[Entries from a dataset of interfaces]
━━━━━━━━━━━━━━━━━━━━
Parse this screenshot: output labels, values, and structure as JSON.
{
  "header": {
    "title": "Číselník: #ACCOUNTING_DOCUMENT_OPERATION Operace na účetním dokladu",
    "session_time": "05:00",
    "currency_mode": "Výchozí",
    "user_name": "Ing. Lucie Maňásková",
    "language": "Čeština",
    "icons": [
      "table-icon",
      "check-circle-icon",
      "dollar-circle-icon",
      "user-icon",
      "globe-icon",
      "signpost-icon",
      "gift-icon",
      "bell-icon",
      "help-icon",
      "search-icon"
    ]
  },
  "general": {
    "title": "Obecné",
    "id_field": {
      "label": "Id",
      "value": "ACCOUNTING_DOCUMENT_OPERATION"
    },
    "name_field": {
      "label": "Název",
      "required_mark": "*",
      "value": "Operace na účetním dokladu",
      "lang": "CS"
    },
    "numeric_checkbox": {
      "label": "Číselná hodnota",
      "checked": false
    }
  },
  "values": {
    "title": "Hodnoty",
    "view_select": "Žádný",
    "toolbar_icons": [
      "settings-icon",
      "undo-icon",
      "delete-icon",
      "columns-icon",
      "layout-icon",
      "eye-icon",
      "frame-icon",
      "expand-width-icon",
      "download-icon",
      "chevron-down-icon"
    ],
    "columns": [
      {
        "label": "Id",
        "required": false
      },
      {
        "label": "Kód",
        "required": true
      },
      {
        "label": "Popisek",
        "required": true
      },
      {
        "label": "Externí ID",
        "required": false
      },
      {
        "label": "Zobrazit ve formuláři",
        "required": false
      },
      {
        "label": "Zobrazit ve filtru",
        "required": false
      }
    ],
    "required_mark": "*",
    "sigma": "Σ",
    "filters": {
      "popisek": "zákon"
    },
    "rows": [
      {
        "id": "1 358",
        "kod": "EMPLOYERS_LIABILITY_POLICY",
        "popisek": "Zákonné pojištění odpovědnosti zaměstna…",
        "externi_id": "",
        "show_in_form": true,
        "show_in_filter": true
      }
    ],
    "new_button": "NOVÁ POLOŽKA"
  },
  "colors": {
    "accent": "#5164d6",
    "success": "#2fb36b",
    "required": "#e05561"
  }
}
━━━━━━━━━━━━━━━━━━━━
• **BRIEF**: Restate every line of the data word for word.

• **RESPONSE TO THIS EXERCISE**:
Parse this screenshot: output labels, values, and structure as JSON.
{
  "header": {
    "title": "Číselník: #ACCOUNTING_DOCUMENT_OPERATION Operace na účetním dokladu",
    "session_time": "05:00",
    "currency_mode": "Výchozí",
    "user_name": "Ing. Lucie Maňásková",
    "language": "Čeština",
    "icons": [
      "table-icon",
      "check-circle-icon",
      "dollar-circle-icon",
      "user-icon",
      "globe-icon",
      "signpost-icon",
      "gift-icon",
      "bell-icon",
      "help-icon",
      "search-icon"
    ]
  },
  "general": {
    "title": "Obecné",
    "id_field": {
      "label": "Id",
      "value": "ACCOUNTING_DOCUMENT_OPERATION"
    },
    "name_field": {
      "label": "Název",
      "required_mark": "*",
      "value": "Operace na účetním dokladu",
      "lang": "CS"
    },
    "numeric_checkbox": {
      "label": "Číselná hodnota",
      "checked": false
    }
  },
  "values": {
    "title": "Hodnoty",
    "view_select": "Žádný",
    "toolbar_icons": [
      "settings-icon",
      "undo-icon",
      "delete-icon",
      "columns-icon",
      "layout-icon",
      "eye-icon",
      "frame-icon",
      "expand-width-icon",
      "download-icon",
      "chevron-down-icon"
    ],
    "columns": [
      {
        "label": "Id",
        "required": false
      },
      {
        "label": "Kód",
        "required": true
      },
      {
        "label": "Popisek",
        "required": true
      },
      {
        "label": "Externí ID",
        "required": false
      },
      {
        "label": "Zobrazit ve formuláři",
        "required": false
      },
      {
        "label": "Zobrazit ve filtru",
        "required": false
      }
    ],
    "required_mark": "*",
    "sigma": "Σ",
    "filters": {
      "popisek": "zákon"
    },
    "rows": [
      {
        "id": "1 358",
        "kod": "EMPLOYERS_LIABILITY_POLICY",
        "popisek": "Zákonné pojištění odpovědnosti zaměstna…",
        "externi_id": "",
        "show_in_form": true,
        "show_in_filter": true
      }
    ],
    "new_button": "NOVÁ POLOŽKA"
  },
  "colors": {
    "accent": "#5164d6",
    "success": "#2fb36b",
    "required": "#e05561"
  }
}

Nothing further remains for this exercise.